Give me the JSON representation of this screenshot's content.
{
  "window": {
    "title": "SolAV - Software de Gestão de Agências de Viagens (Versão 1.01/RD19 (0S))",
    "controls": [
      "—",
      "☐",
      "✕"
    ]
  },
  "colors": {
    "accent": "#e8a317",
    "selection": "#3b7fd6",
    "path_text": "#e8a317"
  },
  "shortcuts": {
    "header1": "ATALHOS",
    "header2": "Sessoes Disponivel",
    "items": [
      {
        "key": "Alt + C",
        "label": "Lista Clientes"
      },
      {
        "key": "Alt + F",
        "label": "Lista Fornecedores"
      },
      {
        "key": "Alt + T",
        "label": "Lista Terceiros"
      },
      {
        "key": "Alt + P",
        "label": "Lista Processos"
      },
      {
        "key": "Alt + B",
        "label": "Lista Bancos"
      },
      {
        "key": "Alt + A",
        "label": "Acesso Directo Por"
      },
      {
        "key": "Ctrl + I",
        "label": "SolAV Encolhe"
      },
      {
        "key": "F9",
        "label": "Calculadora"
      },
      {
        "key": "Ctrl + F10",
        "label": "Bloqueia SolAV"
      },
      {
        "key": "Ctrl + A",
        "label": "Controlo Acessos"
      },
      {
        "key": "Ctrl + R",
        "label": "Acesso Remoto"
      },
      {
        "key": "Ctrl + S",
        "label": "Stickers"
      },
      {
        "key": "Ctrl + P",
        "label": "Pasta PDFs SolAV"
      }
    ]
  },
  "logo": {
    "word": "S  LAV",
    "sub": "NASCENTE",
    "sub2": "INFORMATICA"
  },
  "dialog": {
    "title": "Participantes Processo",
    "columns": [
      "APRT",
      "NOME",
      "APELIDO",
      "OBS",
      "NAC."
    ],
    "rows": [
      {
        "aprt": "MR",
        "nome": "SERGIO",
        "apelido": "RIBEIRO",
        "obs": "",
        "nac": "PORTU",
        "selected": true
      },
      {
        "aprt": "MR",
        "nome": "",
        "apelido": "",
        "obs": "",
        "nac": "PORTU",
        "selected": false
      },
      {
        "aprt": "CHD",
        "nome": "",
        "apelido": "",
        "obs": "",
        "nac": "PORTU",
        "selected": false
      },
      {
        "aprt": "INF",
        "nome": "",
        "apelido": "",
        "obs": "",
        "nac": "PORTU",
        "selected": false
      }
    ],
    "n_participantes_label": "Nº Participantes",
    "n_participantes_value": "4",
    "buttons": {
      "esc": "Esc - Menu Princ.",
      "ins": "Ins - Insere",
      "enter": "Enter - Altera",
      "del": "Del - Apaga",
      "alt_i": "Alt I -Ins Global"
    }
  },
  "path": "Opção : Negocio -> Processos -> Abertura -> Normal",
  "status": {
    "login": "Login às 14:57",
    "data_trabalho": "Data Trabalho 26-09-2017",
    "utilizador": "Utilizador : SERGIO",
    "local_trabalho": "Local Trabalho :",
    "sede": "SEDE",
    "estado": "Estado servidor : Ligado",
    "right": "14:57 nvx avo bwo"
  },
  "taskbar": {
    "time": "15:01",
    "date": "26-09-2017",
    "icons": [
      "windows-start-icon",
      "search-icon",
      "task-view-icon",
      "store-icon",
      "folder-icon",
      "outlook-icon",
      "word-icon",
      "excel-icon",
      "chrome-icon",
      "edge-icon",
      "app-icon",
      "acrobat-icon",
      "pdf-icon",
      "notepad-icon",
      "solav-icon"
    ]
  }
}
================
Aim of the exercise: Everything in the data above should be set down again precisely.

Exercise solution:
Give me the JSON representation of this screenshot's content.
{
  "window": {
    "title": "SolAV - Software de Gestão de Agências de Viagens (Versão 1.01/RD19 (0S))",
    "controls": [
      "—",
      "☐",
      "✕"
    ]
  },
  "colors": {
    "accent": "#e8a317",
    "selection": "#3b7fd6",
    "path_text": "#e8a317"
  },
  "shortcuts": {
    "header1": "ATALHOS",
    "header2": "Sessoes Disponivel",
    "items": [
      {
        "key": "Alt + C",
        "label": "Lista Clientes"
      },
      {
        "key": "Alt + F",
        "label": "Lista Fornecedores"
      },
      {
        "key": "Alt + T",
        "label": "Lista Terceiros"
      },
      {
        "key": "Alt + P",
        "label": "Lista Processos"
      },
      {
        "key": "Alt + B",
        "label": "Lista Bancos"
      },
      {
        "key": "Alt + A",
        "label": "Acesso Directo Por"
      },
      {
        "key": "Ctrl + I",
        "label": "SolAV Encolhe"
      },
      {
        "key": "F9",
        "label": "Calculadora"
      },
      {
        "key": "Ctrl + F10",
        "label": "Bloqueia SolAV"
      },
      {
        "key": "Ctrl + A",
        "label": "Controlo Acessos"
      },
      {
        "key": "Ctrl + R",
        "label": "Acesso Remoto"
      },
      {
        "key": "Ctrl + S",
        "label": "Stickers"
      },
      {
        "key": "Ctrl + P",
        "label": "Pasta PDFs SolAV"
      }
    ]
  },
  "logo": {
    "word": "S  LAV",
    "sub": "NASCENTE",
    "sub2": "INFORMATICA"
  },
  "dialog": {
    "title": "Participantes Processo",
    "columns": [
      "APRT",
      "NOME",
      "APELIDO",
      "OBS",
      "NAC."
    ],
    "rows": [
      {
        "aprt": "MR",
        "nome": "SERGIO",
        "apelido": "RIBEIRO",
        "obs": "",
        "nac": "PORTU",
        "selected": true
      },
      {
        "aprt": "MR",
        "nome": "",
        "apelido": "",
        "obs": "",
        "nac": "PORTU",
        "selected": false
      },
      {
        "aprt": "CHD",
        "nome": "",
        "apelido": "",
        "obs": "",
        "nac": "PORTU",
        "selected": false
      },
      {
        "aprt": "INF",
        "nome": "",
        "apelido": "",
        "obs": "",
        "nac": "PORTU",
        "selected": false
      }
    ],
    "n_participantes_label": "Nº Participantes",
    "n_participantes_value": "4",
    "buttons": {
      "esc": "Esc - Menu Princ.",
      "ins": "Ins - Insere",
      "enter": "Enter - Altera",
      "del": "Del - Apaga",
      "alt_i": "Alt I -Ins Global"
    }
  },
  "path": "Opção : Negocio -> Processos -> Abertura -> Normal",
  "status": {
    "login": "Login às 14:57",
    "data_trabalho": "Data Trabalho 26-09-2017",
    "utilizador": "Utilizador : SERGIO",
    "local_trabalho": "Local Trabalho :",
    "sede": "SEDE",
    "estado": "Estado servidor : Ligado",
    "right": "14:57 nvx avo bwo"
  },
  "taskbar": {
    "time": "15:01",
    "date": "26-09-2017",
    "icons": [
      "windows-start-icon",
      "search-icon",
      "task-view-icon",
      "store-icon",
      "folder-icon",
      "outlook-icon",
      "word-icon",
      "excel-icon",
      "chrome-icon",
      "edge-icon",
      "app-icon",
      "acrobat-icon",
      "pdf-icon",
      "notepad-icon",
      "solav-icon"
    ]
  }
}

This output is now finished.